> **What the task asks**
Restate all of the entries exactly, dropping any pictures they hold.

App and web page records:
++++
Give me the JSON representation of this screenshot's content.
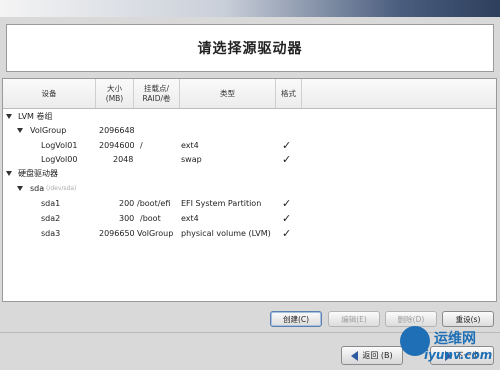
{
  "title": "请选择源驱动器",
  "columns": {
    "device": "设备",
    "size": "大小\n(MB)",
    "mount": "挂载点/\nRAID/卷",
    "type": "类型",
    "format": "格式"
  },
  "rows": {
    "lvm": {
      "device": "LVM 卷组"
    },
    "volgroup": {
      "device": "VolGroup",
      "size": "2096648"
    },
    "logvol01": {
      "device": "LogVol01",
      "size": "2094600",
      "mount": "/",
      "type": "ext4",
      "format": "✓"
    },
    "logvol00": {
      "device": "LogVol00",
      "size": "2048",
      "mount": "",
      "type": "swap",
      "format": "✓"
    },
    "hdd": {
      "device": "硬盘驱动器"
    },
    "sda": {
      "device": "sda",
      "path": "(/dev/sda)"
    },
    "sda1": {
      "device": "sda1",
      "size": "200",
      "mount": "/boot/efi",
      "type": "EFI System Partition",
      "format": "✓"
    },
    "sda2": {
      "device": "sda2",
      "size": "300",
      "mount": "/boot",
      "type": "ext4",
      "format": "✓"
    },
    "sda3": {
      "device": "sda3",
      "size": "2096650",
      "mount": "VolGroup",
      "type": "physical volume (LVM)",
      "format": "✓"
    }
  },
  "buttons": {
    "create": "创建(C)",
    "edit": "编辑(E)",
    "delete": "删除(D)",
    "reset": "重设(s)",
    "back": "返回 (B)",
    "next": "下一步"
  },
  "watermark": {
    "line1": "运维网",
    "line2": "iyunv.com"
  },
  "colors": {
    "accent": "#2d5aa0",
    "watermark": "#1e6fb5"
  }
}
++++
> **Answer to this task**
Give me the JSON representation of this screenshot's content.
{
  "title": "请选择源驱动器",
  "columns": {
    "device": "设备",
    "size": "大小\n(MB)",
    "mount": "挂载点/\nRAID/卷",
    "type": "类型",
    "format": "格式"
  },
  "rows": {
    "lvm": {
      "device": "LVM 卷组"
    },
    "volgroup": {
      "device": "VolGroup",
      "size": "2096648"
    },
    "logvol01": {
      "device": "LogVol01",
      "size": "2094600",
      "mount": "/",
      "type": "ext4",
      "format": "✓"
    },
    "logvol00": {
      "device": "LogVol00",
      "size": "2048",
      "mount": "",
      "type": "swap",
      "format": "✓"
    },
    "hdd": {
      "device": "硬盘驱动器"
    },
    "sda": {
      "device": "sda",
      "path": "(/dev/sda)"
    },
    "sda1": {
      "device": "sda1",
      "size": "200",
      "mount": "/boot/efi",
      "type": "EFI System Partition",
      "format": "✓"
    },
    "sda2": {
      "device": "sda2",
      "size": "300",
      "mount": "/boot",
      "type": "ext4",
      "format": "✓"
    },
    "sda3": {
      "device": "sda3",
      "size": "2096650",
      "mount": "VolGroup",
      "type": "physical volume (LVM)",
      "format": "✓"
    }
  },
  "buttons": {
    "create": "创建(C)",
    "edit": "编辑(E)",
    "delete": "删除(D)",
    "reset": "重设(s)",
    "back": "返回 (B)",
    "next": "下一步"
  },
  "watermark": {
    "line1": "运维网",
    "line2": "iyunv.com"
  },
  "colors": {
    "accent": "#2d5aa0",
    "watermark": "#1e6fb5"
  }
}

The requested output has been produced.